You’re going to see breweries definitely continuing to focus on craft. We’ve been experimenting with sour beers for five years now. Now we’re getting to the point where it’s like, “Oh wow, if we make these, people will actually buy them.”
Five years ago, we were getting that pucker-face like, “Oh my god, this is the worst beer I’ve ever tasted.” Now people are coming down and being like, “Wow, you only have four sour beers on tap?” The education part of other breweries doing things, and then the consumer understanding it and being educated about those beers — that’s the exiting part, because small breweries like Burley Oak can continue to do experimental things that we love to do.
Have your goals for the company changed over time?
No, not really. We’ve always just set out to make quality beer that’s distinctive and use the brewery as a vehicle to push our technical brewing prowess, really. It’s funny, because I’ve always said that we don’t want to get big and we really haven’t.
What can fans look forward to in the near future and in the distant, too?
In the near future, you’ll definitely see more sour beers because the market is starting to really ask for it, so now we get to do the stuff that we love. We love using bacteria. We love using wild yeast, mixed fermentation. As we’re able to source better hops and unique hops and be on the edge of finding new hops, you’ll definitely see us continuing to put out hop-forward beers.
More in the distant, we basically just hope to meet demand for our cans in retail stores, because we definitely get a lot of salty calls that say, “We want 20 cases this week,” and we have to say, “Well, we can give you one.” So hopefully we can meet that demand, but we have to do that in a real organic fashion. We try to grow very organically, where we’re not taking on investment money. We’re not taking out loans and going into debt to try and grow. As we make more money, we can buy more cooler canning lines and more fermenters and things like that.
You’re credited with helping make Berlin a cool town that people outside of Maryland know. Your love and the company’s love for Berlin is no secret. How do you describe the relationship between the two?
It’s been very symbiotic. We’ve helped the town grow through beer tourism, but the town has taken that responsibility that we’ve kind of handed them, and they’ve grown in their own ways. So now, they’re continuing to be progressive because they see, “Oh wow, people know about us so let’s do more fun stuff.” As I grow, the town grows, and as the town grows, I get to grow.

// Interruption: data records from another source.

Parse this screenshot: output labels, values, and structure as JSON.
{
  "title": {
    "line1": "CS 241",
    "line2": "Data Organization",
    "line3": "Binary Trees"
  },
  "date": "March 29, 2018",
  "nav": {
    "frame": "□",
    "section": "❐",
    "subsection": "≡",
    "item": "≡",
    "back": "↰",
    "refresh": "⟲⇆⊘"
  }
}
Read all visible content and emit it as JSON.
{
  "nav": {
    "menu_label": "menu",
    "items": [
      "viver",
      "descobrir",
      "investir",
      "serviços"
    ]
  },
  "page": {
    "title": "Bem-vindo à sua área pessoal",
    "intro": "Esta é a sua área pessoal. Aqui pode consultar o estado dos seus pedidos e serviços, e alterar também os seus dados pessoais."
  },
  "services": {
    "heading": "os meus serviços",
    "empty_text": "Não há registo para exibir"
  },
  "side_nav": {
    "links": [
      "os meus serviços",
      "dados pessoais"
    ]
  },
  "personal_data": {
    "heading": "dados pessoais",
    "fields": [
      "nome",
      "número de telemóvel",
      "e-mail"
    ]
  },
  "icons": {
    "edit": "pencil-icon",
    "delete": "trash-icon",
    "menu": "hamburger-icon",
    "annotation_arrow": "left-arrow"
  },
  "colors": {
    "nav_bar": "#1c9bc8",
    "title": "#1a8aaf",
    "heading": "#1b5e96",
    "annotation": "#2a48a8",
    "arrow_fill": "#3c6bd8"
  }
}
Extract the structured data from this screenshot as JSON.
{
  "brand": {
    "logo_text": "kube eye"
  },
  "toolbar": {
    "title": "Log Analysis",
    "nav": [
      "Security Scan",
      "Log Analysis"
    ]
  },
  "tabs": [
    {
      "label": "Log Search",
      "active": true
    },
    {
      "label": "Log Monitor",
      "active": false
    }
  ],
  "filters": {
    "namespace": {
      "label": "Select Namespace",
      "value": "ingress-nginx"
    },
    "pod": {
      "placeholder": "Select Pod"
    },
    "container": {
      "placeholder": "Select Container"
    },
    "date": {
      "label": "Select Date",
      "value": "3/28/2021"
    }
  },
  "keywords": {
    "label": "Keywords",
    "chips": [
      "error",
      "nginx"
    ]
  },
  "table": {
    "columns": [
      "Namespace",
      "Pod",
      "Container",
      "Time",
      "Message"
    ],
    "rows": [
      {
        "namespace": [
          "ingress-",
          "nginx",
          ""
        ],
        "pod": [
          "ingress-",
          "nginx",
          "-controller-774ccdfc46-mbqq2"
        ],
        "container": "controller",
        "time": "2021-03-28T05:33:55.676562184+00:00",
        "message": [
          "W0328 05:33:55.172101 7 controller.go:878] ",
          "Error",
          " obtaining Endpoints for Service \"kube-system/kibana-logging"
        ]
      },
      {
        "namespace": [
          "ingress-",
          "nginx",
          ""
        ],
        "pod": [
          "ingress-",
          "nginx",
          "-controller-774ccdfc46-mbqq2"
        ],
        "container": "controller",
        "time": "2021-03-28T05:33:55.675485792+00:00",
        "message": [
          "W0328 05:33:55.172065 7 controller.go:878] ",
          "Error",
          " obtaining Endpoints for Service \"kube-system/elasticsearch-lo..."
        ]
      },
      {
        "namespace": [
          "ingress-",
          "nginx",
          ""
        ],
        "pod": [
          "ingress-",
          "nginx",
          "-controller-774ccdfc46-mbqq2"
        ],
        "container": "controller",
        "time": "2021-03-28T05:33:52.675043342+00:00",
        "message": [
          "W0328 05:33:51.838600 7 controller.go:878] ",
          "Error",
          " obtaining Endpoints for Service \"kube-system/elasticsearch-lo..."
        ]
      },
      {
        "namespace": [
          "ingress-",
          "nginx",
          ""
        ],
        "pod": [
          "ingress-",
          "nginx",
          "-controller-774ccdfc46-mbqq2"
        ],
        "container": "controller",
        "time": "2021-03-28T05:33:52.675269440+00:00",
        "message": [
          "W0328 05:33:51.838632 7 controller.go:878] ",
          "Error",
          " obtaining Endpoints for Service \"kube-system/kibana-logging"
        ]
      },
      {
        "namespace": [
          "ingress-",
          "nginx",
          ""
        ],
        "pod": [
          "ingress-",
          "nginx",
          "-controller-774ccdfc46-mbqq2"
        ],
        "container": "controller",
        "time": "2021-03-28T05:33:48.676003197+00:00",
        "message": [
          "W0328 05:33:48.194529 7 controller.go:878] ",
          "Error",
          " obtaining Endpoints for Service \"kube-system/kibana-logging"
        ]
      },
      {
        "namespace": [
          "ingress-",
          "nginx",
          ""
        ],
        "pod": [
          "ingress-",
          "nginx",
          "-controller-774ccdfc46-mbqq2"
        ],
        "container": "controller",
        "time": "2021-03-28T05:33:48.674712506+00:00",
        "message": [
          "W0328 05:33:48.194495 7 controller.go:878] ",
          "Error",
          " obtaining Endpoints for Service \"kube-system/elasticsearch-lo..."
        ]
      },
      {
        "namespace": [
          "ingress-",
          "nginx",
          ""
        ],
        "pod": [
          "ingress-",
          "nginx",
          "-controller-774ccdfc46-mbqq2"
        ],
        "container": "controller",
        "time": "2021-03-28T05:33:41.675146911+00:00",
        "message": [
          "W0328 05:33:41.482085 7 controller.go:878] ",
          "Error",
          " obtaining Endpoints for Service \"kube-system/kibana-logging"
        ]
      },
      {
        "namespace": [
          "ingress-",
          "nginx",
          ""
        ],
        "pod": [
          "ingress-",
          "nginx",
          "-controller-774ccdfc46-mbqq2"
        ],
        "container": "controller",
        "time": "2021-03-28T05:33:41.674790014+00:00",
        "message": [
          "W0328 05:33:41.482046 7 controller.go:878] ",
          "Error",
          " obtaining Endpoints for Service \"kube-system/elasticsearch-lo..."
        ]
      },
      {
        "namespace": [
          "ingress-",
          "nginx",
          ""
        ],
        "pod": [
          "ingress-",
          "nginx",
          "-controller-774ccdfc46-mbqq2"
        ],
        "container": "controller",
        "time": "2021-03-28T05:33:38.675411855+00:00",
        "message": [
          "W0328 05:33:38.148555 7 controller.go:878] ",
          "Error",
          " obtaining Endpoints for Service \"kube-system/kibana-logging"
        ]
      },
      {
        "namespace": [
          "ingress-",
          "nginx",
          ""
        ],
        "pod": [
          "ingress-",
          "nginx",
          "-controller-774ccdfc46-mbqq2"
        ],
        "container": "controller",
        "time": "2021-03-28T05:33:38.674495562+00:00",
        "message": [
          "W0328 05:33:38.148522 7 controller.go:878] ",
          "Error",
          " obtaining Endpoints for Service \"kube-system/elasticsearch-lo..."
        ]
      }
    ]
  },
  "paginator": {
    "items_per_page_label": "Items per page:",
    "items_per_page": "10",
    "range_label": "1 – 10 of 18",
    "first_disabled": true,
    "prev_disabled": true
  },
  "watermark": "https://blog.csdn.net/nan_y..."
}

We’re still very small-business friendly and a non-franchised town with artisans and craftsmen, whether it’s the girl making her own jewelry downtown or it’s the farmer that we give all of our spent grain to opening a farm-supply store that actually sells beef and there’s a butcher. So we’re doing it in a very responsible way, where we’re not opening, you know, Cracker Barrels in the middle of town. We’re opening a store where you can buy fresh beef from, where the farmer is selling it to you.
Are you still riding your bike to work?
Oh yeah, every day. Rode my bike this morning. A cup of coffee and a bike ride is a good way to start the day.
What does tomorrow's celebration mean to you, personally?
Even though we didn’t get a lot bigger, we were still able to hire and provide jobs for a ton of people — and good jobs that have employees buying houses, getting married and having babies. That’s huge for me, to be able to provide that opportunity for my co-workers. It’s definitely a reaffirmation that this crazy business model of OK, we’re going to make the most quality, distinct products that we can, but we’re not going to make a lot of it and we’re not going to try and do it for money. We’re going to do it for the passion, and hopefully, people will follow us. It’s a reaffirmation that that can work.